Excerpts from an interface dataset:
......

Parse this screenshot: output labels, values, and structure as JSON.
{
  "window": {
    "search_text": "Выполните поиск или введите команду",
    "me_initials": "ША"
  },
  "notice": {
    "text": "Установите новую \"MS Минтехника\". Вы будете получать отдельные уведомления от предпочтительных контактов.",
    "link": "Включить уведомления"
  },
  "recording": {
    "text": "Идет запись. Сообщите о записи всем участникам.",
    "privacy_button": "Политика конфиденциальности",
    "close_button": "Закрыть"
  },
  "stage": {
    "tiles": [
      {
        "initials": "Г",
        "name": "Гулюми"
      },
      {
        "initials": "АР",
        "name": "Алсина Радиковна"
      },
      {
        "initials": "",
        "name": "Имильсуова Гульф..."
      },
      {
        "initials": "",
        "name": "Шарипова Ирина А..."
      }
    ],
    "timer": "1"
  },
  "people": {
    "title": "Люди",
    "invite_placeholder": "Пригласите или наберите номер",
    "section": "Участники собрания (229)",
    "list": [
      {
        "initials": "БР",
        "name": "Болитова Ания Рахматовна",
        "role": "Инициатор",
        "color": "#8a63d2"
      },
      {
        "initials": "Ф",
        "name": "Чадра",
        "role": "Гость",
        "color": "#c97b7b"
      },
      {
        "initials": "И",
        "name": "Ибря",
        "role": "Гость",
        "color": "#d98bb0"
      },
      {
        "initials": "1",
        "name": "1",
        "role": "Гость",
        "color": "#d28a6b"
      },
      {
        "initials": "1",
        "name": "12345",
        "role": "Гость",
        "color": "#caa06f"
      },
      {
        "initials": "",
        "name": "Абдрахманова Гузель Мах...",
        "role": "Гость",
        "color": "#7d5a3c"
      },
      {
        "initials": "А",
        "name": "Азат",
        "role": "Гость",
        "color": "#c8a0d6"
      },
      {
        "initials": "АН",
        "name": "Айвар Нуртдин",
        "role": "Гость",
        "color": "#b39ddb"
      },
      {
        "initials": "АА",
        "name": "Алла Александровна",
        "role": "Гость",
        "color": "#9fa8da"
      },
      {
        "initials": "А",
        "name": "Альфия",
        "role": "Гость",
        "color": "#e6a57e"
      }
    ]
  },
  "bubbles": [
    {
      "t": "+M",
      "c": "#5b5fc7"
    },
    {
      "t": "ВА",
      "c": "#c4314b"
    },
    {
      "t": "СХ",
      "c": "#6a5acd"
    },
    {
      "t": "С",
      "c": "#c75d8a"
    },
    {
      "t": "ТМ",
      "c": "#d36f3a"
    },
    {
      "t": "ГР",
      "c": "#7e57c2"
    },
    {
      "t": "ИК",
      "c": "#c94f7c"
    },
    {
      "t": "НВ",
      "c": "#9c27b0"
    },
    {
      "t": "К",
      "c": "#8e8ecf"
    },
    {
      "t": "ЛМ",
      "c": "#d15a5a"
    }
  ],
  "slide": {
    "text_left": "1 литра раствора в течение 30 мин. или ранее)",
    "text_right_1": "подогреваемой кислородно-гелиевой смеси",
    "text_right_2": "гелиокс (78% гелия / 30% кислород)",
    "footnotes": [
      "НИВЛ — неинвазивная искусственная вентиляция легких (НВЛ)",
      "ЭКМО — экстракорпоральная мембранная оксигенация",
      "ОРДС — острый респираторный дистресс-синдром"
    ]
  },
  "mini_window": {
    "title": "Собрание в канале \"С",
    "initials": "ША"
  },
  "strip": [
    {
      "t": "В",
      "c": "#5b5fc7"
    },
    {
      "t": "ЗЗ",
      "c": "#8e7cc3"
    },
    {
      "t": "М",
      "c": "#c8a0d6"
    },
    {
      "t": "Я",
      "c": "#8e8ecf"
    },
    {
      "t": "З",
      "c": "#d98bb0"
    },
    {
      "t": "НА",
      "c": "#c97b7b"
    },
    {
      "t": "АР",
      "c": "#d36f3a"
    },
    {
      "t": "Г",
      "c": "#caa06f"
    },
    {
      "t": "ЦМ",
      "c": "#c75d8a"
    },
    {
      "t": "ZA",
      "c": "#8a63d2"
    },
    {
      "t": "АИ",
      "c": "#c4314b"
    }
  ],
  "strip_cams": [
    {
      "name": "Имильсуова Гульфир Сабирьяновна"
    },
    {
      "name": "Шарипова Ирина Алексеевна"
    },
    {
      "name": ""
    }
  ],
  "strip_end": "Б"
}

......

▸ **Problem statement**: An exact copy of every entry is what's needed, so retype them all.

▸ **Task output**:
Parse this screenshot: output labels, values, and structure as JSON.
{
  "window": {
    "search_text": "Выполните поиск или введите команду",
    "me_initials": "ША"
  },
  "notice": {
    "text": "Установите новую \"MS Минтехника\". Вы будете получать отдельные уведомления от предпочтительных контактов.",
    "link": "Включить уведомления"
  },
  "recording": {
    "text": "Идет запись. Сообщите о записи всем участникам.",
    "privacy_button": "Политика конфиденциальности",
    "close_button": "Закрыть"
  },
  "stage": {
    "tiles": [
      {
        "initials": "Г",
        "name": "Гулюми"
      },
      {
        "initials": "АР",
        "name": "Алсина Радиковна"
      },
      {
        "initials": "",
        "name": "Имильсуова Гульф..."
      },
      {
        "initials": "",
        "name": "Шарипова Ирина А..."
      }
    ],
    "timer": "1"
  },
  "people": {
    "title": "Люди",
    "invite_placeholder": "Пригласите или наберите номер",
    "section": "Участники собрания (229)",
    "list": [
      {
        "initials": "БР",
        "name": "Болитова Ания Рахматовна",
        "role": "Инициатор",
        "color": "#8a63d2"
      },
      {
        "initials": "Ф",
        "name": "Чадра",
        "role": "Гость",
        "color": "#c97b7b"
      },
      {
        "initials": "И",
        "name": "Ибря",
        "role": "Гость",
        "color": "#d98bb0"
      },
      {
        "initials": "1",
        "name": "1",
        "role": "Гость",
        "color": "#d28a6b"
      },
      {
        "initials": "1",
        "name": "12345",
        "role": "Гость",
        "color": "#caa06f"
      },
      {
        "initials": "",
        "name": "Абдрахманова Гузель Мах...",
        "role": "Гость",
        "color": "#7d5a3c"
      },
      {
        "initials": "А",
        "name": "Азат",
        "role": "Гость",
        "color": "#c8a0d6"
      },
      {
        "initials": "АН",
        "name": "Айвар Нуртдин",
        "role": "Гость",
        "color": "#b39ddb"
      },
      {
        "initials": "АА",
        "name": "Алла Александровна",
        "role": "Гость",
        "color": "#9fa8da"
      },
      {
        "initials": "А",
        "name": "Альфия",
        "role": "Гость",
        "color": "#e6a57e"
      }
    ]
  },
  "bubbles": [
    {
      "t": "+M",
      "c": "#5b5fc7"
    },
    {
      "t": "ВА",
      "c": "#c4314b"
    },
    {
      "t": "СХ",
      "c": "#6a5acd"
    },
    {
      "t": "С",
      "c": "#c75d8a"
    },
    {
      "t": "ТМ",
      "c": "#d36f3a"
    },
    {
      "t": "ГР",
      "c": "#7e57c2"
    },
    {
      "t": "ИК",
      "c": "#c94f7c"
    },
    {
      "t": "НВ",
      "c": "#9c27b0"
    },
    {
      "t": "К",
      "c": "#8e8ecf"
    },
    {
      "t": "ЛМ",
      "c": "#d15a5a"
    }
  ],
  "slide": {
    "text_left": "1 литра раствора в течение 30 мин. или ранее)",
    "text_right_1": "подогреваемой кислородно-гелиевой смеси",
    "text_right_2": "гелиокс (78% гелия / 30% кислород)",
    "footnotes": [
      "НИВЛ — неинвазивная искусственная вентиляция легких (НВЛ)",
      "ЭКМО — экстракорпоральная мембранная оксигенация",
      "ОРДС — острый респираторный дистресс-синдром"
    ]
  },
  "mini_window": {
    "title": "Собрание в канале \"С",
    "initials": "ША"
  },
  "strip": [
    {
      "t": "В",
      "c": "#5b5fc7"
    },
    {
      "t": "ЗЗ",
      "c": "#8e7cc3"
    },
    {
      "t": "М",
      "c": "#c8a0d6"
    },
    {
      "t": "Я",
      "c": "#8e8ecf"
    },
    {
      "t": "З",
      "c": "#d98bb0"
    },
    {
      "t": "НА",
      "c": "#c97b7b"
    },
    {
      "t": "АР",
      "c": "#d36f3a"
    },
    {
      "t": "Г",
      "c": "#caa06f"
    },
    {
      "t": "ЦМ",
      "c": "#c75d8a"
    },
    {
      "t": "ZA",
      "c": "#8a63d2"
    },
    {
      "t": "АИ",
      "c": "#c4314b"
    }
  ],
  "strip_cams": [
    {
      "name": "Имильсуова Гульфир Сабирьяновна"
    },
    {
      "name": "Шарипова Ирина Алексеевна"
    },
    {
      "name": ""
    }
  ],
  "strip_end": "Б"
}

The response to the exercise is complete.